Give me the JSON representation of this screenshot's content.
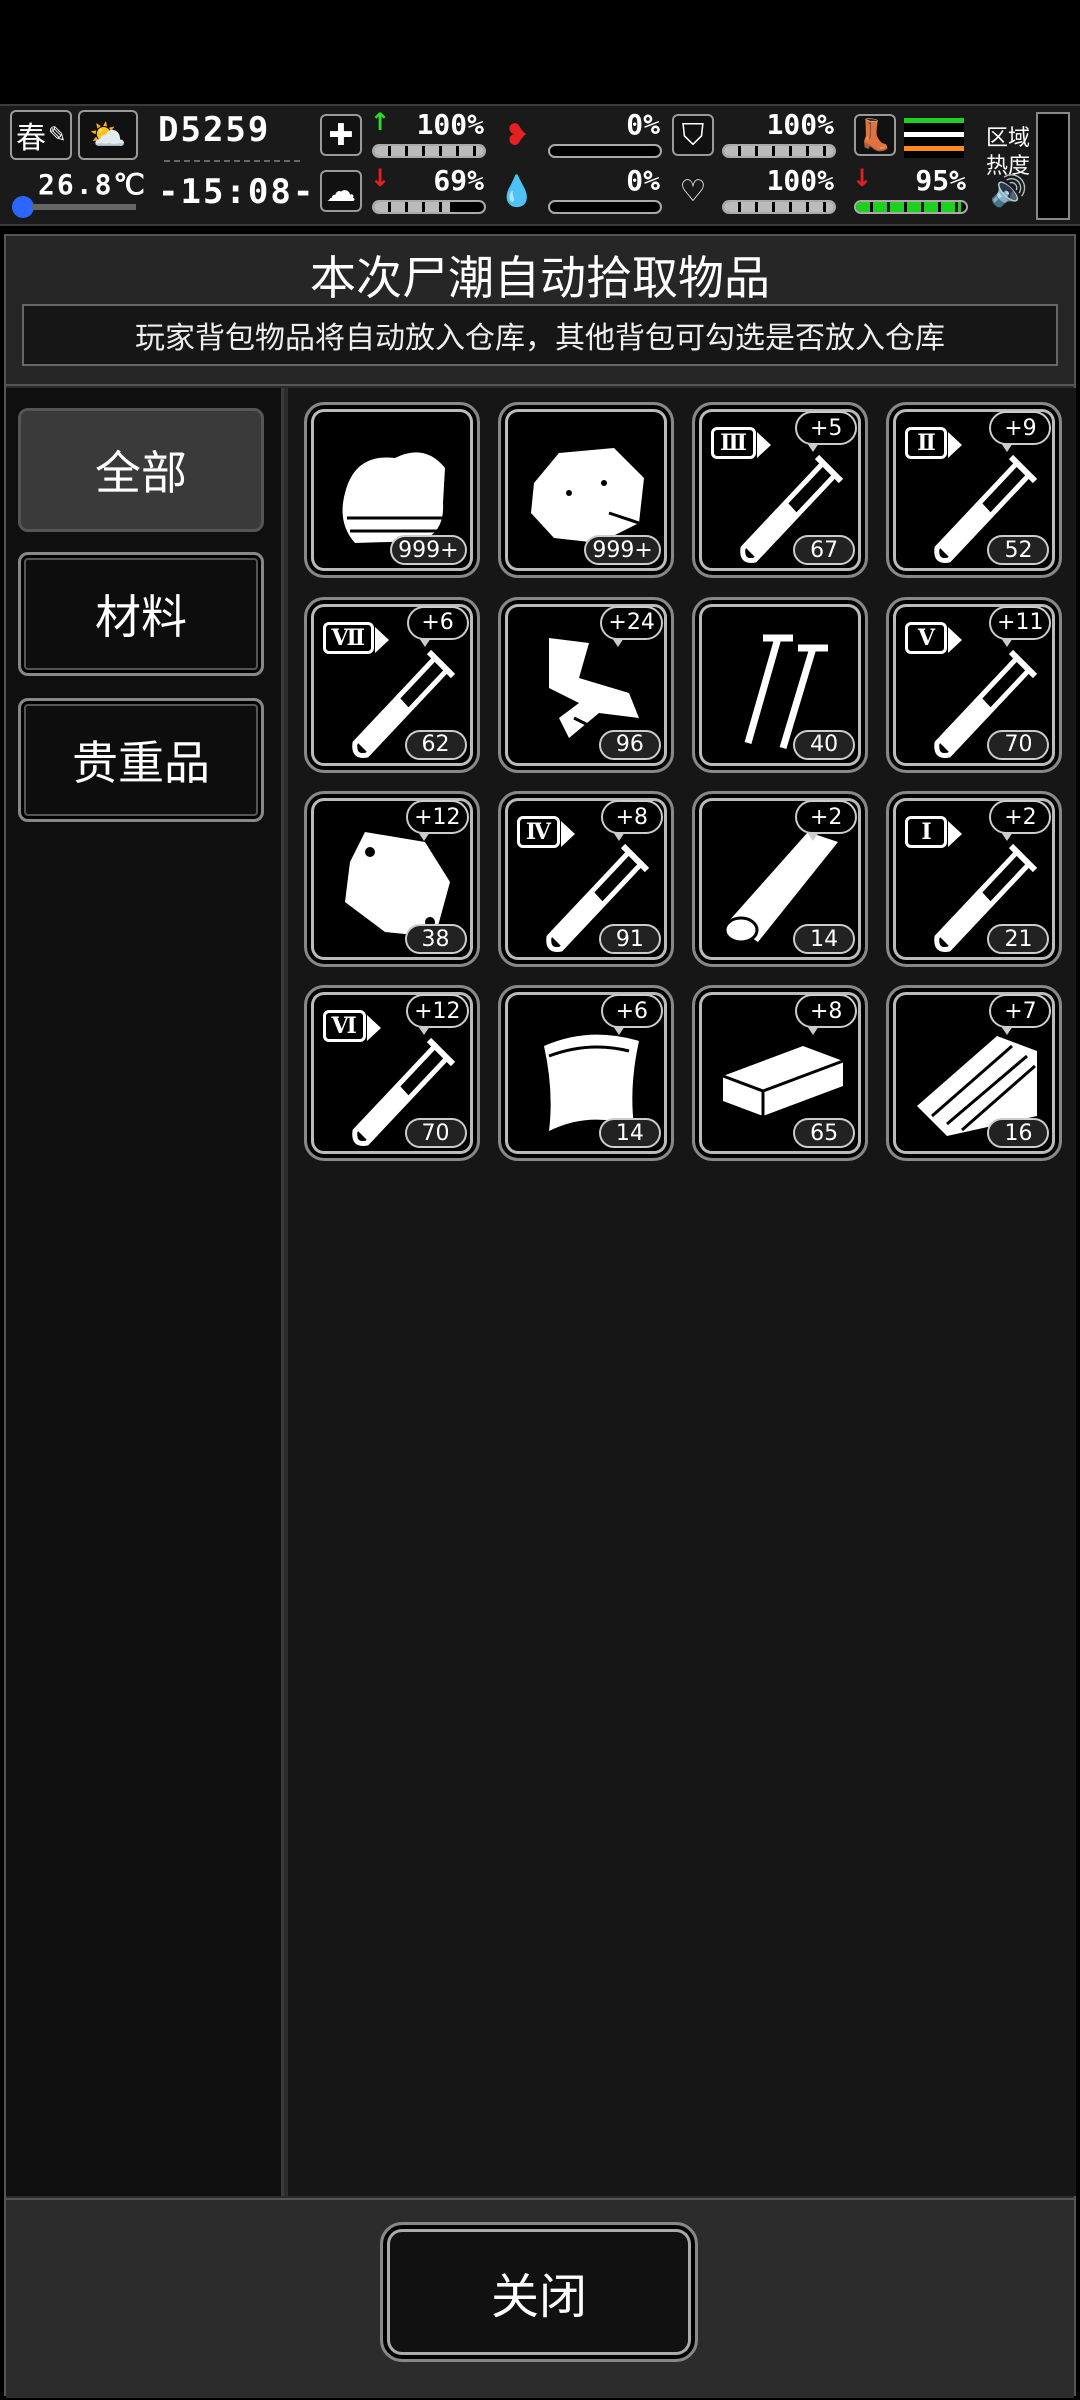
{
  "hud": {
    "season": "春",
    "temperature": "26.8℃",
    "day": "D5259",
    "time": "-15:08-",
    "health_pct": "100%",
    "stomach_pct": "0%",
    "armor_pct": "100%",
    "sanity_pct": "69%",
    "blood_pct": "0%",
    "heart_pct": "100%",
    "stamina_pct": "95%",
    "health_level": 1.0,
    "stomach_level": 0.0,
    "armor_level": 1.0,
    "sanity_level": 0.69,
    "blood_level": 0.0,
    "heart_level": 1.0,
    "stamina_level": 0.95,
    "region_heat_label_1": "区域",
    "region_heat_label_2": "热度",
    "icons": [
      "feather-icon",
      "weather-icon",
      "medkit-icon",
      "stomach-icon",
      "armor-icon",
      "brain-icon",
      "blood-drop-icon",
      "heart-icon",
      "boot-icon",
      "speaker-icon"
    ],
    "colors": {
      "up": "#27e027",
      "down": "#e52020",
      "stomach": "#e52020",
      "boot": "#1fd11f"
    }
  },
  "dialog": {
    "title": "本次尸潮自动拾取物品",
    "subtitle": "玩家背包物品将自动放入仓库，其他背包可勾选是否放入仓库"
  },
  "tabs": [
    {
      "label": "全部",
      "active": true
    },
    {
      "label": "材料",
      "active": false
    },
    {
      "label": "贵重品",
      "active": false
    }
  ],
  "items": [
    {
      "icon": "cloth-icon",
      "count": "999+",
      "plus": "",
      "roman": ""
    },
    {
      "icon": "stone-icon",
      "count": "999+",
      "plus": "",
      "roman": ""
    },
    {
      "icon": "test-tube-icon",
      "count": "67",
      "plus": "+5",
      "roman": "Ⅲ"
    },
    {
      "icon": "test-tube-icon",
      "count": "52",
      "plus": "+9",
      "roman": "Ⅱ"
    },
    {
      "icon": "test-tube-icon",
      "count": "62",
      "plus": "+6",
      "roman": "Ⅶ"
    },
    {
      "icon": "scrap-metal-icon",
      "count": "96",
      "plus": "+24",
      "roman": ""
    },
    {
      "icon": "nails-icon",
      "count": "40",
      "plus": "",
      "roman": ""
    },
    {
      "icon": "test-tube-icon",
      "count": "70",
      "plus": "+11",
      "roman": "Ⅴ"
    },
    {
      "icon": "bag-icon",
      "count": "38",
      "plus": "+12",
      "roman": ""
    },
    {
      "icon": "test-tube-icon",
      "count": "91",
      "plus": "+8",
      "roman": "Ⅳ"
    },
    {
      "icon": "log-icon",
      "count": "14",
      "plus": "+2",
      "roman": ""
    },
    {
      "icon": "test-tube-icon",
      "count": "21",
      "plus": "+2",
      "roman": "Ⅰ"
    },
    {
      "icon": "test-tube-icon",
      "count": "70",
      "plus": "+12",
      "roman": "Ⅵ"
    },
    {
      "icon": "leather-icon",
      "count": "14",
      "plus": "+6",
      "roman": ""
    },
    {
      "icon": "plank-icon",
      "count": "65",
      "plus": "+8",
      "roman": ""
    },
    {
      "icon": "wood-pile-icon",
      "count": "16",
      "plus": "+7",
      "roman": ""
    }
  ],
  "footer": {
    "close_label": "关闭"
  }
}
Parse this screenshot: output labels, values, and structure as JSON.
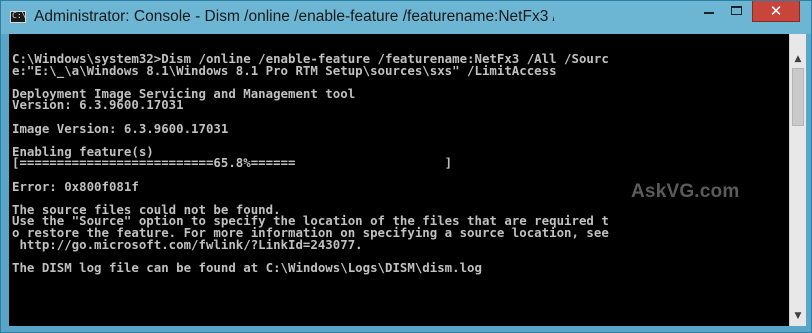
{
  "window": {
    "title": "Administrator: Console - Dism  /online /enable-feature /featurename:NetFx3 /A...",
    "app_icon_text": "C:\\",
    "buttons": {
      "minimize": "minimize",
      "maximize": "maximize",
      "close": "✕"
    }
  },
  "console": {
    "lines": [
      "C:\\Windows\\system32>Dism /online /enable-feature /featurename:NetFx3 /All /Sourc",
      "e:\"E:\\_\\a\\Windows 8.1\\Windows 8.1 Pro RTM Setup\\sources\\sxs\" /LimitAccess",
      "",
      "Deployment Image Servicing and Management tool",
      "Version: 6.3.9600.17031",
      "",
      "Image Version: 6.3.9600.17031",
      "",
      "Enabling feature(s)",
      "[==========================65.8%======                    ]",
      "",
      "Error: 0x800f081f",
      "",
      "The source files could not be found.",
      "Use the \"Source\" option to specify the location of the files that are required t",
      "o restore the feature. For more information on specifying a source location, see",
      " http://go.microsoft.com/fwlink/?LinkId=243077.",
      "",
      "The DISM log file can be found at C:\\Windows\\Logs\\DISM\\dism.log"
    ],
    "progress_percent": 65.8
  },
  "watermark": "AskVG.com",
  "scrollbar": {
    "up_arrow": "▲",
    "down_arrow": "▼"
  },
  "colors": {
    "console_bg": "#000000",
    "console_text": "#c0c0c0",
    "titlebar": "#6cb6d4",
    "close_button": "#c7453a"
  }
}
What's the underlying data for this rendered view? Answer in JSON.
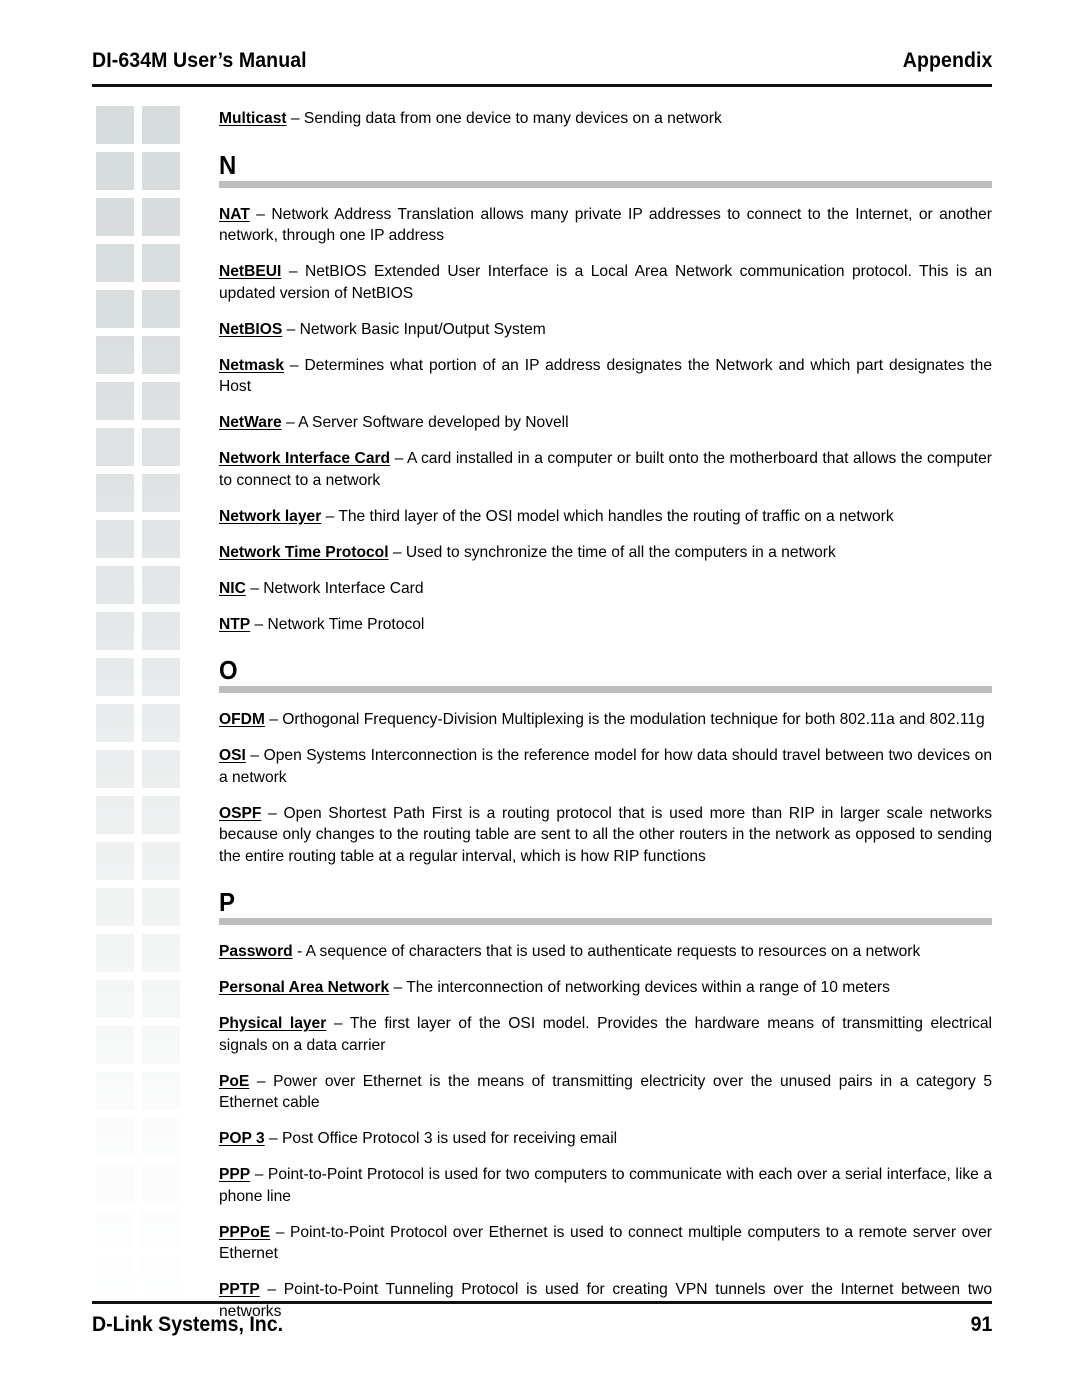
{
  "header": {
    "manual_title": "DI-634M User’s Manual",
    "section_label": "Appendix"
  },
  "footer": {
    "company": "D-Link Systems, Inc.",
    "page_number": "91"
  },
  "colors": {
    "rule": "#111111",
    "section_bar": "#bdbdbd",
    "decorative_square": "#d6dbdc",
    "text": "#000000",
    "page_background": "#ffffff"
  },
  "decorative": {
    "name": "left-margin-square-grid",
    "columns": 2,
    "rows": 26,
    "square_size_px": 38
  },
  "content": {
    "lead_entry": {
      "term": "Multicast",
      "definition": " – Sending data from one device to many devices on a network"
    },
    "sections": [
      {
        "letter": "N",
        "entries": [
          {
            "term": "NAT",
            "definition": " – Network Address Translation allows many private IP addresses to connect to the Internet, or another network, through one IP address"
          },
          {
            "term": "NetBEUI",
            "definition": " – NetBIOS Extended User Interface is a Local Area Network communication protocol.  This is an updated version of NetBIOS"
          },
          {
            "term": "NetBIOS",
            "definition": " – Network Basic Input/Output System"
          },
          {
            "term": "Netmask",
            "definition": " – Determines what portion of an IP address designates the Network and which part designates the Host"
          },
          {
            "term": "NetWare",
            "definition": " – A Server Software developed by Novell"
          },
          {
            "term": "Network Interface Card",
            "definition": " – A card installed in a computer or built onto the motherboard that allows the computer to connect to a network"
          },
          {
            "term": "Network layer",
            "definition": " – The third layer of the OSI model which handles the routing of traffic on a network"
          },
          {
            "term": "Network Time Protocol",
            "definition": " – Used to synchronize the time of all the computers in a network"
          },
          {
            "term": "NIC",
            "definition": " – Network Interface Card"
          },
          {
            "term": "NTP",
            "definition": " – Network Time Protocol"
          }
        ]
      },
      {
        "letter": "O",
        "entries": [
          {
            "term": "OFDM",
            "definition": " – Orthogonal Frequency-Division Multiplexing is the modulation technique for both 802.11a and 802.11g"
          },
          {
            "term": "OSI",
            "definition": " – Open Systems Interconnection is the reference model for how data should travel between two devices on a network"
          },
          {
            "term": "OSPF",
            "definition": " – Open Shortest Path First is a routing protocol that is used more than RIP in larger scale networks because only changes to the routing table are sent to all the other routers in the network as opposed to sending the entire routing table at a regular interval, which is how RIP functions"
          }
        ]
      },
      {
        "letter": "P",
        "entries": [
          {
            "term": "Password",
            "definition": " -  A sequence of characters that is used to authenticate requests to resources on a network"
          },
          {
            "term": "Personal Area Network",
            "definition": " – The interconnection of networking devices within a range of 10 meters"
          },
          {
            "term": "Physical layer",
            "definition": " – The first layer of the OSI model.  Provides the hardware means of transmitting electrical signals on a data carrier"
          },
          {
            "term": "PoE",
            "definition": " – Power over Ethernet is the means of transmitting electricity over the unused pairs in a category 5 Ethernet cable"
          },
          {
            "term": "POP 3",
            "definition": " – Post Office Protocol 3 is used for receiving email"
          },
          {
            "term": "PPP",
            "definition": " – Point-to-Point Protocol is used for two computers to communicate with each over a serial interface, like a phone line"
          },
          {
            "term": "PPPoE",
            "definition": " – Point-to-Point Protocol over Ethernet is used to connect multiple computers to a remote server over Ethernet"
          },
          {
            "term": "PPTP",
            "definition": " – Point-to-Point Tunneling Protocol is used for creating VPN tunnels over the Internet between two networks"
          }
        ]
      }
    ]
  }
}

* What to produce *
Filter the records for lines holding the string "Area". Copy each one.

* The completed task *
            "definition": " – NetBIOS Extended User Interface is a Local Area Network communication protocol.  This is an updated version of NetBIOS"
            "term": "Personal Area Network",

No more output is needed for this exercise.